The FBI claims that Dr. Ivins drove to Princeton, New Jersey during the evening of September 17th to mail the anthrax letters, and the fact that his whereabouts cannot be confirmed show that he is guilty.
However, as a 2002 article from Princeton University’s The Daily Princetonian points out:
“The box in which spores were found was used to store sorted incoming mail and outbound letters, leading some to speculate that a letter addressed to an area resident might have picked up spores on contaminated sorting equipment before arriving in Princeton.”
As confirmed in an August 14, 2002 article in the The Times of Trenton:

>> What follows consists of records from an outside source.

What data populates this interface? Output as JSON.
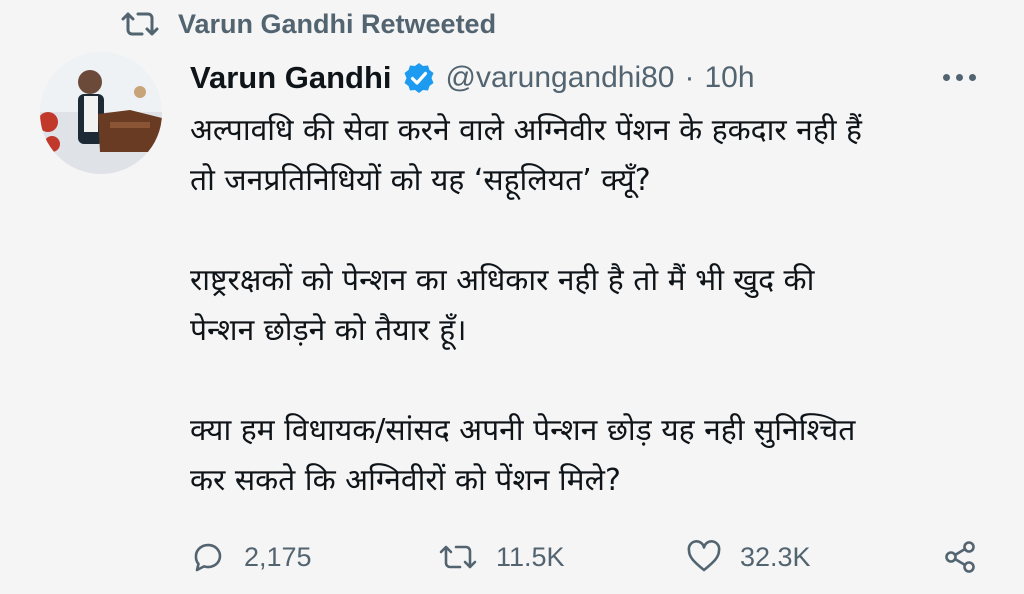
{
  "retweet": {
    "label": "Varun Gandhi Retweeted",
    "icon": "retweet-icon"
  },
  "tweet": {
    "author_name": "Varun Gandhi",
    "verified": true,
    "handle": "@varungandhi80",
    "separator": "·",
    "time": "10h",
    "lines": [
      "अल्पावधि की सेवा करने वाले अग्निवीर पेंशन के हकदार नही हैं",
      "तो जनप्रतिनिधियों को यह ‘सहूलियत’ क्यूँ?",
      "राष्ट्ररक्षकों को पेन्शन का अधिकार नही है तो मैं भी खुद की",
      "पेन्शन छोड़ने को तैयार हूँ।",
      "क्या हम विधायक/सांसद अपनी पेन्शन छोड़ यह नही सुनिश्चित",
      "कर सकते कि अग्निवीरों को पेंशन मिले?"
    ]
  },
  "actions": {
    "replies": "2,175",
    "retweets": "11.5K",
    "likes": "32.3K"
  },
  "colors": {
    "muted": "#536471",
    "verified": "#1d9bf0",
    "text": "#0f1419",
    "background": "#f5f5f5"
  }
}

“The box had two purposes: It was used by the public to drop off mail and was used by the Postal Service to hold sorted mail for letter carriers to deliver.”
Because the mailbox was used to store mail previously deposited in various locations in the area, it is possible that the letters were actually mailed days before September 17th, when Ivins’ whereabouts were accounted for.
Moreover, if the spores in the Princeton mailbox came from cross-contamination, the anthrax may have originated somewhere entirely different.
Hat tip to Old Atlantic Lighthouse.